PREVIOUSLY: What’s Wrong With Pragmatism?

The majority of evangelical churches don’t pray prayers written by someone else. Sure there’s the occasional St. Francis quote, or a Puritan prayer used in a responsive reading, but for the most part, we like to pray more personal prayers that express a personal sentiment. Yet when it comes to worship through music, how many churches sing songs they’ve written?

Is it okay to outsource the message, language, and composition of your worship to Matt Redman (or Chris Tomlin, or David Crowder)? What about the preaching? There are countless “resources” available to expand and facilitate our ministries. We outsource these basic functions of the church because it just makes sense. The quality is better. It’s easier. It’s practical. But there’s a problem:

Quality, ease and practicality aren’t Kingdom values.

People who don’t make their own stuff soon forget how. We value things more when we know what goes in to creating them. Worship is not singing (someone else’s) songs in a heart-felt manner. It’s a posture, an attitude, a natural result of interaction with the Most High. Music is a great medium for that. It’s a powerful spiritual thing that can teach, unify, sober, excite, comfort, inspire… well, you get the idea.

So the Impractical Church writes its own worship music. Their worship time might not be as polished or professional as the new Passion City Church’s, but they’re okay with that. Polish and professionalism aren’t Kingdom values, either. Sincere hearts, clear consciences, and confidence in faith are. If an Impractical Church doesn’t have any musically-inclined people, they learn. Or, they find other ways to express their adoration of God. Even if it’s messy, the important thing is that the people of God learn how to worship in Spirit and in Truth.

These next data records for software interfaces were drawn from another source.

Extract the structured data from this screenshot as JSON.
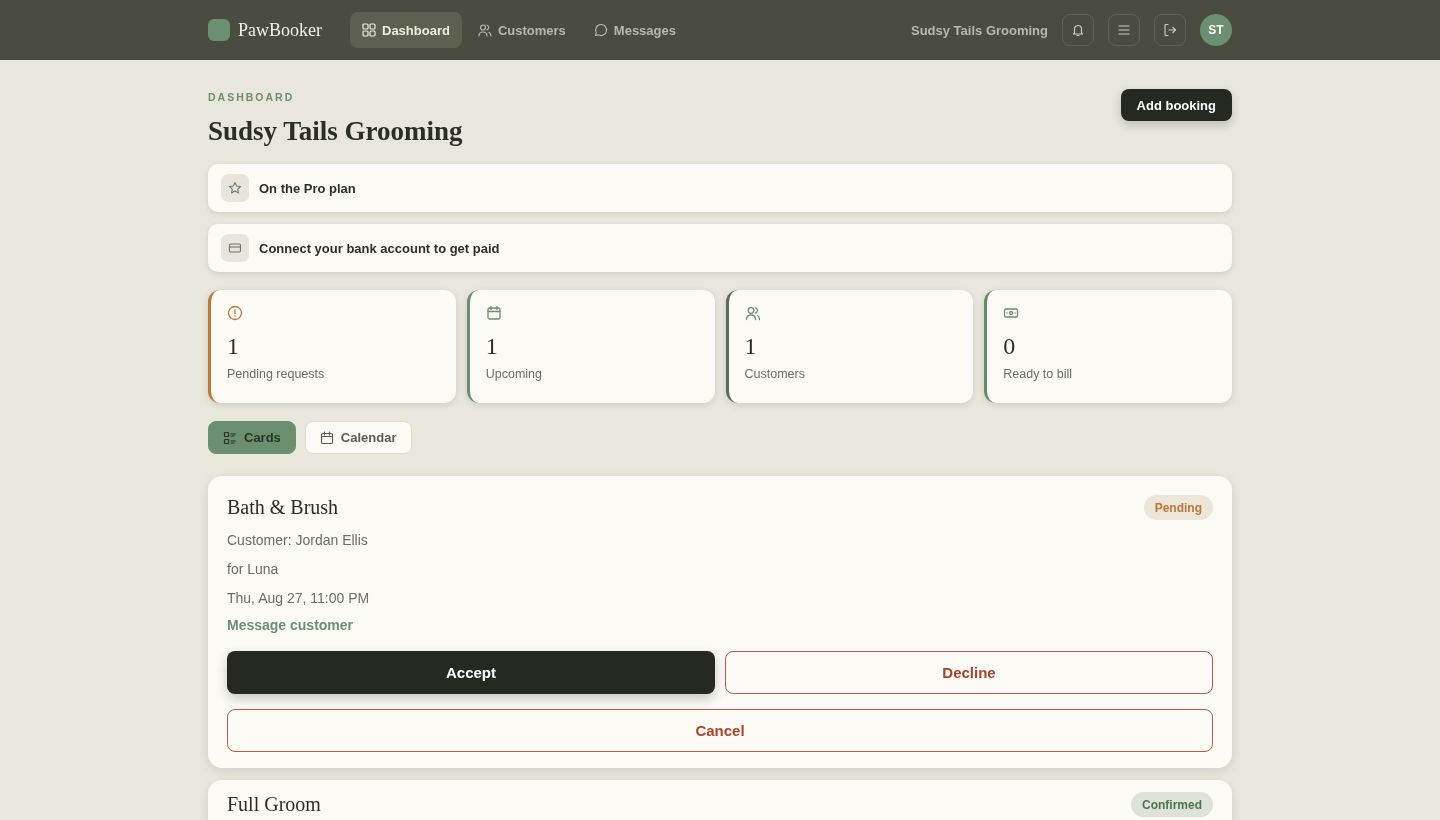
{
  "header": {
    "logo": "PawBooker",
    "nav": [
      {
        "label": "Dashboard",
        "selected": true
      },
      {
        "label": "Customers",
        "selected": false
      },
      {
        "label": "Messages",
        "selected": false
      }
    ],
    "business_name": "Sudsy Tails Grooming",
    "avatar": "ST"
  },
  "page": {
    "eyebrow": "DASHBOARD",
    "title": "Sudsy Tails Grooming",
    "add_button": "Add booking"
  },
  "banners": [
    {
      "text": "On the Pro plan"
    },
    {
      "text": "Connect your bank account to get paid"
    }
  ],
  "stats": [
    {
      "value": "1",
      "label": "Pending requests",
      "color": "#b8793a"
    },
    {
      "value": "1",
      "label": "Upcoming",
      "color": "#6b8f71"
    },
    {
      "value": "1",
      "label": "Customers",
      "color": "#5e6b5a"
    },
    {
      "value": "0",
      "label": "Ready to bill",
      "color": "#5f8c67"
    }
  ],
  "view_tabs": [
    {
      "label": "Cards",
      "selected": true
    },
    {
      "label": "Calendar",
      "selected": false
    }
  ],
  "bookings": [
    {
      "service": "Bath & Brush",
      "status": {
        "label": "Pending",
        "kind": "pending"
      },
      "customer": "Customer: Jordan Ellis",
      "pet": "for Luna",
      "time": "Thu, Aug 27, 11:00 PM",
      "link": "Message customer",
      "actions": [
        {
          "label": "Accept",
          "kind": "primary"
        },
        {
          "label": "Decline",
          "kind": "danger"
        },
        {
          "label": "Cancel",
          "kind": "danger"
        }
      ]
    },
    {
      "service": "Full Groom",
      "status": {
        "label": "Confirmed",
        "kind": "confirmed"
      }
    }
  ]
}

NEXT: Impractical Spaces

About E. Goodman

Ernest Goodman is a missiologist, writer, teacher, and communications strategist.